Finkelstein and Lora in NYC (August 2017)
I first met Professor Norman Finkelstein in Albuquerque in 2012 when he spoke to a friendly audience about his book “This Time We Went Too Far: Truth & Consequences of the Gaza Invasion” about Operation Cast Lead. Several years later, I was serendipitously in the right place at the right time, and attended a course he taught over several weeks at the New York City public library dissecting John Stuart Mill’s classic ON LIBERTY. Finkelstein is a controversial figure in the best sense of the word. He thoroughly reads and researches before he expounds on a topic, and then he speaks his mind clearly and without reservation for the political correctness or sensibilities of his audience.
Norman Finkelstein received his doctorate in political theory in 1988 from the Princeton University Politics Department. He taught for two decades in the CUNY system, NYU and DePaul University (in Chicago). He has lectured on a broad range of subjects, and has written ten books that have been translated into more than 50 foreign editions. Finkelstein’s main fields of research and teaching are political theory, international law, and the Israel-Palestine conflict.

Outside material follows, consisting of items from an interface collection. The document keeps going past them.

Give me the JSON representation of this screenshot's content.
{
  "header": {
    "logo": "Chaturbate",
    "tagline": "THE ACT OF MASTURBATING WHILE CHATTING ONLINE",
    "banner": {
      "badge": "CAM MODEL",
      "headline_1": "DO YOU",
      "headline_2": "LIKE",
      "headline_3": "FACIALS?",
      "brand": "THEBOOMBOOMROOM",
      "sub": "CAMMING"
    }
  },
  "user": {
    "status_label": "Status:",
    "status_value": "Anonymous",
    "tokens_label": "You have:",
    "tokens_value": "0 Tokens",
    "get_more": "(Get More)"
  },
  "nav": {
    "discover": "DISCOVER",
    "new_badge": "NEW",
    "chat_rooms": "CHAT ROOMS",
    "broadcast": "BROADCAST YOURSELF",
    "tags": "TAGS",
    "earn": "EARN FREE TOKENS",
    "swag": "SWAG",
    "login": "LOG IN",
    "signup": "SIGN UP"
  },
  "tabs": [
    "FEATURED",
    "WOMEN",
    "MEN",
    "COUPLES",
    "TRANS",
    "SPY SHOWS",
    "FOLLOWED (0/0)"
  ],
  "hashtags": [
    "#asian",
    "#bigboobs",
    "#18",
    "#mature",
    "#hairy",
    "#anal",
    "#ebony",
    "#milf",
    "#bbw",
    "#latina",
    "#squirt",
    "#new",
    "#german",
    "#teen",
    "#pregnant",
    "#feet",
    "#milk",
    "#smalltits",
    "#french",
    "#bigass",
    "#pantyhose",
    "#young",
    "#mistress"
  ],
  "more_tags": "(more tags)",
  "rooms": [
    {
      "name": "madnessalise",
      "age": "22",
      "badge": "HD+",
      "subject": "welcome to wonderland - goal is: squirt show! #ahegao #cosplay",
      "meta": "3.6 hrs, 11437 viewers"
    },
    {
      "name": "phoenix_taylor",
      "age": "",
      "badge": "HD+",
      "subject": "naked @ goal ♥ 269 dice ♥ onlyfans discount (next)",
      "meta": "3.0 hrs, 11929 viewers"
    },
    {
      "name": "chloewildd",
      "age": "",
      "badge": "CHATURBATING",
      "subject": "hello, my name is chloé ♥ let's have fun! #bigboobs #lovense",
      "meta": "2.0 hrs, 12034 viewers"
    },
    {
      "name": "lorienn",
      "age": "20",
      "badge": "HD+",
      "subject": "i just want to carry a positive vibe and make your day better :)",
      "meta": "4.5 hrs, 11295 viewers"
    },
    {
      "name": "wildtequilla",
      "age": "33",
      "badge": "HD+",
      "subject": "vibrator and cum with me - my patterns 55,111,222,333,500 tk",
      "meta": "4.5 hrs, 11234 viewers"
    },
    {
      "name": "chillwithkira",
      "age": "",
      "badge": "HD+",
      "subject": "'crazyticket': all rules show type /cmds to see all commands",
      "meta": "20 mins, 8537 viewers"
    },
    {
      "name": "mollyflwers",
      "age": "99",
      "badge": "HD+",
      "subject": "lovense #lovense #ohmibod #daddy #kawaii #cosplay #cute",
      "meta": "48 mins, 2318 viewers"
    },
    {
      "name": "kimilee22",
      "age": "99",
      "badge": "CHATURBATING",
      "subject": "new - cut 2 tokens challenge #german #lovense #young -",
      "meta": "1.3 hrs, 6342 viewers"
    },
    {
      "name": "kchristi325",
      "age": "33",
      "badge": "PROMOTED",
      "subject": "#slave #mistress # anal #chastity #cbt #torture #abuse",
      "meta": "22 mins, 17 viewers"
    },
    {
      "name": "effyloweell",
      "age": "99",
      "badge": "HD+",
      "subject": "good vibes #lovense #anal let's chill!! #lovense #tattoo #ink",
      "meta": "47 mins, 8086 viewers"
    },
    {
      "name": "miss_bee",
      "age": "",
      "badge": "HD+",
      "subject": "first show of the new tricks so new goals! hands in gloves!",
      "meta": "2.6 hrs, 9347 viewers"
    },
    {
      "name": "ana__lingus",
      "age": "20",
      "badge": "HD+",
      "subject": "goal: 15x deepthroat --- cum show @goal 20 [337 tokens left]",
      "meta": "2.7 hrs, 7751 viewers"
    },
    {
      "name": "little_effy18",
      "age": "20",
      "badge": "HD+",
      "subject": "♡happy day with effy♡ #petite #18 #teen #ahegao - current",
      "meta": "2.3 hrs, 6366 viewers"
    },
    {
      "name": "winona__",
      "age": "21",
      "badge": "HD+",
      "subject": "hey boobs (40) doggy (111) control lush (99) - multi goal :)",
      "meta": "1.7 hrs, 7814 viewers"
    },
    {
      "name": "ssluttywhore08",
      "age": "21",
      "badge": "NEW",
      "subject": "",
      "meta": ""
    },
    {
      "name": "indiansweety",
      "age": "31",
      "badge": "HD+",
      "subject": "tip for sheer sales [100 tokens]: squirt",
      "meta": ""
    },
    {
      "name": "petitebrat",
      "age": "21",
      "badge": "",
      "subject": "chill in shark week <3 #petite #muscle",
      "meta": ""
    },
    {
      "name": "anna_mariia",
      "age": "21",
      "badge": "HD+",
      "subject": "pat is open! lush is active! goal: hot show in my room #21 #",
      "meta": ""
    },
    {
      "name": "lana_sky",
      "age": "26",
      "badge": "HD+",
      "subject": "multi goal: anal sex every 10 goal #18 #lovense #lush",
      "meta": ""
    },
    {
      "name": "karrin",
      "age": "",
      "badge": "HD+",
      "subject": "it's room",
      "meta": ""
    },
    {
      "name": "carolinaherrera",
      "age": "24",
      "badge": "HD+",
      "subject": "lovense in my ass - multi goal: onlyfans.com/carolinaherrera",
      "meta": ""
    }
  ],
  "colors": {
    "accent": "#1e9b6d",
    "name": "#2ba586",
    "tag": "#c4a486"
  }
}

On February 14, 2021, Finkelstein was asked his opinion about the recent ruling of the International Criminal Court (ICC). The ICC concluded it had jurisdiction over the Palestinian occupied territories to investigate potential war crimes from Israel’s attack on Gaza in 2014 as well as the 2018 Gaza border protests where Israeli sharpshooters maimed or killed hundreds of unarmed Palestinian protestors. Many of us have been waiting for the court’s decision for years.
The mainstream media (including the United Nations) has framed the ICC’s recent ruling as “good news” for the Palestinians. I must admit that I’ve been on cloud 9 since reading this news, thinking that perhaps there would finally be a measure of justice for the Palestinians, as well as elevating the credibility of international law and of the ICC itself.
Unfortunately, I failed to read the opinion (or even digest the entire announcement made by the ICC on February 5, 2021). Although the ICC concluded it does have jurisdiction in Palestine, it went on to say:
In addition, the Chamber found, by majority, that the arguments regarding the Oslo Agreements, and its clauses limiting the scope of Palestinian jurisdiction, are not pertinent to the resolution of the issue of the Court’s territorial jurisdiction in Palestine. Such matters and other further questions on jurisdiction may be examined when and if the Prosecutor submits an application for the issuance of a warrant of arrest or summons to appear.
In this interview, Professor Finkelstein dissects the ICC’s opinion better than many who are well-versed in the intricacies of international law in the context of Israel-Palestine. Every Palestine solidarity activist would be wise to spend the next hour listening to his explanation. Without giving the punch-line away, I’ll just say that the Palestine Authority shot itself in the foot when it responded to the ICC’s query regarding the Oslo Accords.